Given information:

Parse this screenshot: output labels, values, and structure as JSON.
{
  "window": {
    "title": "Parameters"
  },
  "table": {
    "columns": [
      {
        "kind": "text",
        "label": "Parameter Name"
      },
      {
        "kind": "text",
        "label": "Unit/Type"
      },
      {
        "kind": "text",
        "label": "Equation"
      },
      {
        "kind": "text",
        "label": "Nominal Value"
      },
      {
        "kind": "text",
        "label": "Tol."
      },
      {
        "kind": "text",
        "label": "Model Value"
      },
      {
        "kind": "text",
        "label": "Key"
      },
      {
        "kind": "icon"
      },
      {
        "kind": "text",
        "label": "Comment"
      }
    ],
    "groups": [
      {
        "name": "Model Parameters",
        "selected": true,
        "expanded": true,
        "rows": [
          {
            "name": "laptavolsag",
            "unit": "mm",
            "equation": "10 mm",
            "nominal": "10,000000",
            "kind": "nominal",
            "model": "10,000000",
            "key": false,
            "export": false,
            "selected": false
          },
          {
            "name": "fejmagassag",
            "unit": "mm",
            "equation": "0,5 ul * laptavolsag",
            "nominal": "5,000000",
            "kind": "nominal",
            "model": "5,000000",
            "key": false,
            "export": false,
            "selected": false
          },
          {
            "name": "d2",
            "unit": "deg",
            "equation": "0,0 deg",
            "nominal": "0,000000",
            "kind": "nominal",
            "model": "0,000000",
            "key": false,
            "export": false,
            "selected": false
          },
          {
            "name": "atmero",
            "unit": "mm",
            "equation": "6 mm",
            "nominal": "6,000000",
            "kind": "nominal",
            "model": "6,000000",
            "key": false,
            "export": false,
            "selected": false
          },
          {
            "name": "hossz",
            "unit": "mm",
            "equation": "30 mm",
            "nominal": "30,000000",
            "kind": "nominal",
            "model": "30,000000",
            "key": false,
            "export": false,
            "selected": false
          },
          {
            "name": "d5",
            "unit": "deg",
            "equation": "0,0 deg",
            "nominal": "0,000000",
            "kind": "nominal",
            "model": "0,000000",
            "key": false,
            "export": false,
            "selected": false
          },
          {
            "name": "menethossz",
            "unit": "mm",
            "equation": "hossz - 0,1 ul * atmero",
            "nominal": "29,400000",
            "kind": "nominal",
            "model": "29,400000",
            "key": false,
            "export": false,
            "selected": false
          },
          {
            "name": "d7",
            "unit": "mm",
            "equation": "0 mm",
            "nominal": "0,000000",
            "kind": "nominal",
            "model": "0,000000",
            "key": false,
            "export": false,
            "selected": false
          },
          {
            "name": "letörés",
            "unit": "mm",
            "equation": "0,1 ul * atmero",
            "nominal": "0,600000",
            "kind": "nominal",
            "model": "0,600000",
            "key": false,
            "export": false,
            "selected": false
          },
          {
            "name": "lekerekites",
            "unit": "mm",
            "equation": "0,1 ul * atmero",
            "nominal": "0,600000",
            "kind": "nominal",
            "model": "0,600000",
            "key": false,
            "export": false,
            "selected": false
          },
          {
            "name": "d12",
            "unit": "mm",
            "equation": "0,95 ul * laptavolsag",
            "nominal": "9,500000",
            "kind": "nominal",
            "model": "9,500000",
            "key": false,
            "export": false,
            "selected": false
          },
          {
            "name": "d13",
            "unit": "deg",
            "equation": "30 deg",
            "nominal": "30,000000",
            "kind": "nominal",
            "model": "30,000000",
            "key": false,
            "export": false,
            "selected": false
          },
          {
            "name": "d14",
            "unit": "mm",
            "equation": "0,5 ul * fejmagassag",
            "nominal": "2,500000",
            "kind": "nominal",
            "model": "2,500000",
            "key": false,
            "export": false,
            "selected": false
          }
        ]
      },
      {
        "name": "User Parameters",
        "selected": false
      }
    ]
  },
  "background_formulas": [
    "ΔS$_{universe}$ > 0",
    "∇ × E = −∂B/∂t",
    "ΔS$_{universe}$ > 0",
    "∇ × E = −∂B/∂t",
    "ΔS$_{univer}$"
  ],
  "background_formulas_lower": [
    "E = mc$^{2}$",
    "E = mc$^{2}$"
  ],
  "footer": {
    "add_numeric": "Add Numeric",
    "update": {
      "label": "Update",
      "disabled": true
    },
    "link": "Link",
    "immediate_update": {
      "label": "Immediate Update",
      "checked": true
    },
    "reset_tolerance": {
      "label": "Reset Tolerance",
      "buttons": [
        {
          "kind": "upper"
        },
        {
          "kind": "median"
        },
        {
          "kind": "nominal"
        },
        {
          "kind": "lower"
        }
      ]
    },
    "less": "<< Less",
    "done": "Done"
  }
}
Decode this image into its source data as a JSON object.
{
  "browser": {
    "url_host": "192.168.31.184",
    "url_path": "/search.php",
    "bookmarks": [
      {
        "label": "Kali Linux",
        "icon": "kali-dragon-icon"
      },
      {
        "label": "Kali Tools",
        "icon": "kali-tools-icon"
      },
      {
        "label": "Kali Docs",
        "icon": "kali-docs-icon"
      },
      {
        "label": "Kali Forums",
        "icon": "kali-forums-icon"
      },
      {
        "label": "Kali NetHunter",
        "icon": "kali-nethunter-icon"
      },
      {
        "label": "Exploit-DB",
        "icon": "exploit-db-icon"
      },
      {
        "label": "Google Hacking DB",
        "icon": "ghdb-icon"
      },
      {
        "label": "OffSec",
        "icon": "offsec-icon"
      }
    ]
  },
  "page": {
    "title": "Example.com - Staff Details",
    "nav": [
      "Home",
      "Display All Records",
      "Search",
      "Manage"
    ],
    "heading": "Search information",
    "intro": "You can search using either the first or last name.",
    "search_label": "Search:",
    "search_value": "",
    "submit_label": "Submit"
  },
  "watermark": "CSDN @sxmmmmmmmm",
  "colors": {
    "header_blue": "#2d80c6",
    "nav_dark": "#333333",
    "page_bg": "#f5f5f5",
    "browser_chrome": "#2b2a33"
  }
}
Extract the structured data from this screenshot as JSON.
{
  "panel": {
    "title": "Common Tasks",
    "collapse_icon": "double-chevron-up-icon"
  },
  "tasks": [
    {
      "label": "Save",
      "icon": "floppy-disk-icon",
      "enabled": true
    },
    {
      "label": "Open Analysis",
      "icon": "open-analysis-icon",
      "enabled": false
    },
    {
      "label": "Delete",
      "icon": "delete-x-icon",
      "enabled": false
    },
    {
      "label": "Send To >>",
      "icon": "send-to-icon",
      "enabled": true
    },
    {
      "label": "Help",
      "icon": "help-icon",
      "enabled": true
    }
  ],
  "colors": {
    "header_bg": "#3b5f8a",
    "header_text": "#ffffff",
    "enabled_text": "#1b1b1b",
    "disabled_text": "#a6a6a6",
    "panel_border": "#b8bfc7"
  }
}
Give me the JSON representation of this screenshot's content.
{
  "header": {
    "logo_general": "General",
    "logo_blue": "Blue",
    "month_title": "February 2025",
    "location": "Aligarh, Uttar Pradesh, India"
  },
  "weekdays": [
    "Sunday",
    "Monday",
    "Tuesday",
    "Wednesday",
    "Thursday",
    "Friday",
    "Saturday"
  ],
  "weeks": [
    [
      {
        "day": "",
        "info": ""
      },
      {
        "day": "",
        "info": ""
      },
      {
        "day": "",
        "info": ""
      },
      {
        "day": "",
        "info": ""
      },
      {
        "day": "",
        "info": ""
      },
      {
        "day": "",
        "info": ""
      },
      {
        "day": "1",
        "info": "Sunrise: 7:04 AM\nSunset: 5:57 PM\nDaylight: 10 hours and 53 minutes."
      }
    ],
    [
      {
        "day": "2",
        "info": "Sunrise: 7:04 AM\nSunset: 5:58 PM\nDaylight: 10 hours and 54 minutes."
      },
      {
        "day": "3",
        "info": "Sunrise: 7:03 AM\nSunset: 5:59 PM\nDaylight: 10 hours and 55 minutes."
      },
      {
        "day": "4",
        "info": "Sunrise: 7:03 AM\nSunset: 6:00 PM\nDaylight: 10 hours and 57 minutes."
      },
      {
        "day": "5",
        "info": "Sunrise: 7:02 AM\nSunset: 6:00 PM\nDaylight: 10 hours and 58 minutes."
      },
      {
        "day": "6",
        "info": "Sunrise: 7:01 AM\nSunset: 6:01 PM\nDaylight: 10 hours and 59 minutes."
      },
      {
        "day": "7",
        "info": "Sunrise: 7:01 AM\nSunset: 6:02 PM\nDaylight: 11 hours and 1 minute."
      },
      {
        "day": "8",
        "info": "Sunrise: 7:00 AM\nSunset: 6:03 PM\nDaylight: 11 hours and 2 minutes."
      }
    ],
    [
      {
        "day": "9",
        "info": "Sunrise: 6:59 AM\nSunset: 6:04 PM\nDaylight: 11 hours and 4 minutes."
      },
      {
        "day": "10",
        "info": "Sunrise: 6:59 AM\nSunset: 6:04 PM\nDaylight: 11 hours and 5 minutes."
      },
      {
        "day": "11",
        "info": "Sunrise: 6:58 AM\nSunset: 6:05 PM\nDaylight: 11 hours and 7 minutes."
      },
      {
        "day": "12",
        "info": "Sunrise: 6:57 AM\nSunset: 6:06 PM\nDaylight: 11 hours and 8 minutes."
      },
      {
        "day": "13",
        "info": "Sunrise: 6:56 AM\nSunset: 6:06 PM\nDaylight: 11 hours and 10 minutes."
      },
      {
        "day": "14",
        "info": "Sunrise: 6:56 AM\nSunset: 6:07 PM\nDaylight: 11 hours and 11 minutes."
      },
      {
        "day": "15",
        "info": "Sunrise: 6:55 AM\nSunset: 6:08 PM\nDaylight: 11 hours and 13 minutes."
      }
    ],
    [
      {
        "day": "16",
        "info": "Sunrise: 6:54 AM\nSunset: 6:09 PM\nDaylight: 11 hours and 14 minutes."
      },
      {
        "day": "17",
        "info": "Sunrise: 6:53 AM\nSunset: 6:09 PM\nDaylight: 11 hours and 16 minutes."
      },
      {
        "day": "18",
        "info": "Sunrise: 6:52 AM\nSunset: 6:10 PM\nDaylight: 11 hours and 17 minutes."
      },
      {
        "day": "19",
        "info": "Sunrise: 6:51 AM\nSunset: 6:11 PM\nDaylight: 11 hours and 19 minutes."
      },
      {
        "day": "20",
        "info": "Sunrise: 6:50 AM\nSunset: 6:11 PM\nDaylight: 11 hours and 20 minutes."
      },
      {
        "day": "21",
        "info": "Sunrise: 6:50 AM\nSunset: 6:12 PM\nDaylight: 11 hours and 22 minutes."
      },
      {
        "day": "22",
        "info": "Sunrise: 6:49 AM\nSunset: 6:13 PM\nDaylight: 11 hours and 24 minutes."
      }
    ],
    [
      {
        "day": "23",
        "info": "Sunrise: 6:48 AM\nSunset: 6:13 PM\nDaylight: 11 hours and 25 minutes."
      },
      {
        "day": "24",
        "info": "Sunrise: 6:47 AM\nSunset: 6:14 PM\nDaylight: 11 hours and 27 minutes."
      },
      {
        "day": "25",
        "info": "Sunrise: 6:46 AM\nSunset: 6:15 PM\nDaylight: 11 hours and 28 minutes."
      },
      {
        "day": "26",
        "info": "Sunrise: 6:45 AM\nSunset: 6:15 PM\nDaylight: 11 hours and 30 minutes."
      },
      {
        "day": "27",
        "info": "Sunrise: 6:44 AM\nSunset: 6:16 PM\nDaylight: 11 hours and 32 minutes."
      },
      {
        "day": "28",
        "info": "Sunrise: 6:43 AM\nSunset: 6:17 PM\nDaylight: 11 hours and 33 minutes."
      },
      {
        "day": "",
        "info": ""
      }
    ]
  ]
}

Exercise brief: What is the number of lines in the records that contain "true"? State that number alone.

Exercise result: 7